## YOUR TASK
Repeat each entry exactly. Drop every image.

## DATASET RECORDS

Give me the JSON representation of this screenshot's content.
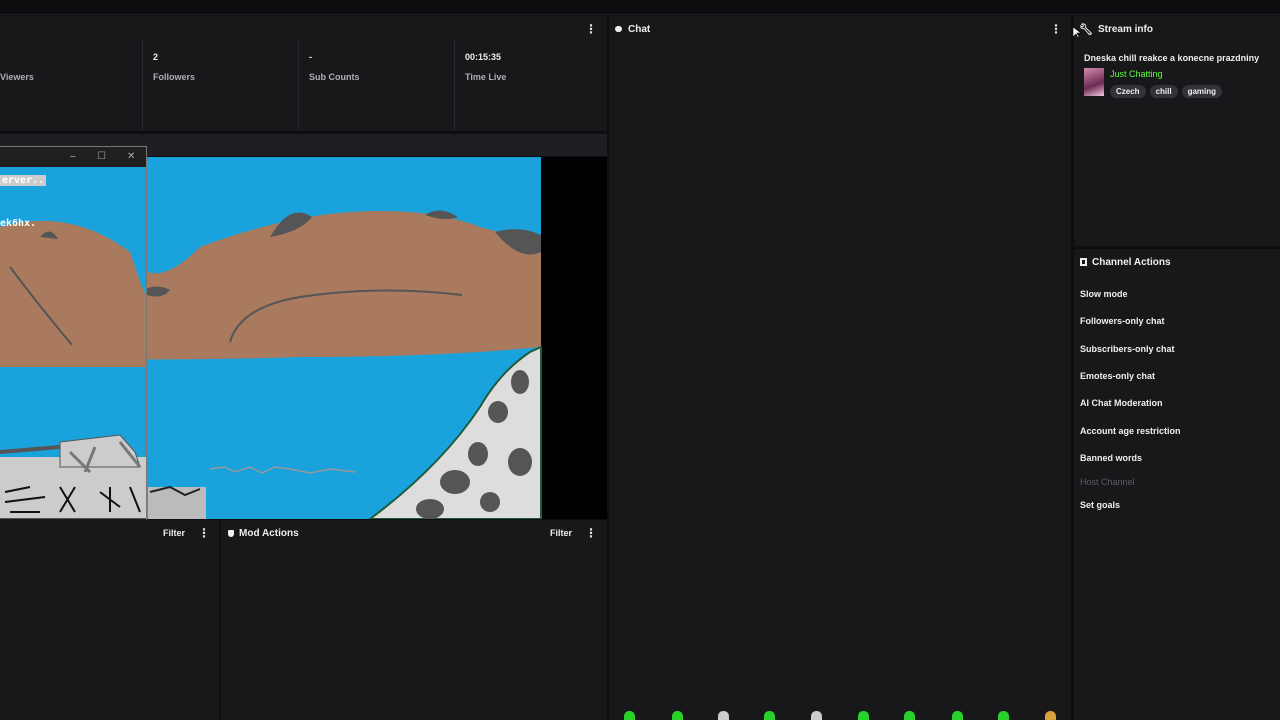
{
  "stats": [
    {
      "value": "",
      "label": "Viewers"
    },
    {
      "value": "2",
      "label": "Followers"
    },
    {
      "value": "-",
      "label": "Sub Counts"
    },
    {
      "value": "00:15:35",
      "label": "Time Live"
    }
  ],
  "chat": {
    "title": "Chat"
  },
  "stream_info": {
    "title": "Stream info",
    "stream_title": "Dneska chill reakce a konecne prazdniny",
    "category": "Just Chatting",
    "tags": [
      "Czech",
      "chill",
      "gaming"
    ]
  },
  "channel_actions": {
    "title": "Channel Actions",
    "items": [
      {
        "label": "Slow mode",
        "enabled": true
      },
      {
        "label": "Followers-only chat",
        "enabled": true
      },
      {
        "label": "Subscribers-only chat",
        "enabled": true
      },
      {
        "label": "Emotes-only chat",
        "enabled": true
      },
      {
        "label": "AI Chat Moderation",
        "enabled": true
      },
      {
        "label": "Account age restriction",
        "enabled": true
      },
      {
        "label": "Banned words",
        "enabled": true
      },
      {
        "label": "Host Channel",
        "enabled": false
      },
      {
        "label": "Set goals",
        "enabled": true
      }
    ]
  },
  "activity": {
    "filter_label": "Filter"
  },
  "mod_actions": {
    "title": "Mod Actions",
    "filter_label": "Filter"
  },
  "window_controls": {
    "minimize": "–",
    "maximize": "☐",
    "close": "✕"
  },
  "overlay": {
    "line1": "erver..",
    "line2": "ek6hx."
  },
  "colors": {
    "accent_category": "#5cff3c",
    "background": "#0e0e10",
    "panel": "#18181b",
    "sky": "#19a2dc",
    "hill": "#a97a5d"
  },
  "icons": [
    "chat-bubble-icon",
    "wrench-icon",
    "clipboard-icon",
    "mod-shield-icon",
    "kebab-menu-icon",
    "minimize-icon",
    "maximize-icon",
    "close-icon",
    "emote-icon"
  ]
}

## FINISHED EXERCISE
Give me the JSON representation of this screenshot's content.
{
  "stats": [
    {
      "value": "",
      "label": "Viewers"
    },
    {
      "value": "2",
      "label": "Followers"
    },
    {
      "value": "-",
      "label": "Sub Counts"
    },
    {
      "value": "00:15:35",
      "label": "Time Live"
    }
  ],
  "chat": {
    "title": "Chat"
  },
  "stream_info": {
    "title": "Stream info",
    "stream_title": "Dneska chill reakce a konecne prazdniny",
    "category": "Just Chatting",
    "tags": [
      "Czech",
      "chill",
      "gaming"
    ]
  },
  "channel_actions": {
    "title": "Channel Actions",
    "items": [
      {
        "label": "Slow mode",
        "enabled": true
      },
      {
        "label": "Followers-only chat",
        "enabled": true
      },
      {
        "label": "Subscribers-only chat",
        "enabled": true
      },
      {
        "label": "Emotes-only chat",
        "enabled": true
      },
      {
        "label": "AI Chat Moderation",
        "enabled": true
      },
      {
        "label": "Account age restriction",
        "enabled": true
      },
      {
        "label": "Banned words",
        "enabled": true
      },
      {
        "label": "Host Channel",
        "enabled": false
      },
      {
        "label": "Set goals",
        "enabled": true
      }
    ]
  },
  "activity": {
    "filter_label": "Filter"
  },
  "mod_actions": {
    "title": "Mod Actions",
    "filter_label": "Filter"
  },
  "window_controls": {
    "minimize": "–",
    "maximize": "☐",
    "close": "✕"
  },
  "overlay": {
    "line1": "erver..",
    "line2": "ek6hx."
  },
  "colors": {
    "accent_category": "#5cff3c",
    "background": "#0e0e10",
    "panel": "#18181b",
    "sky": "#19a2dc",
    "hill": "#a97a5d"
  },
  "icons": [
    "chat-bubble-icon",
    "wrench-icon",
    "clipboard-icon",
    "mod-shield-icon",
    "kebab-menu-icon",
    "minimize-icon",
    "maximize-icon",
    "close-icon",
    "emote-icon"
  ]
}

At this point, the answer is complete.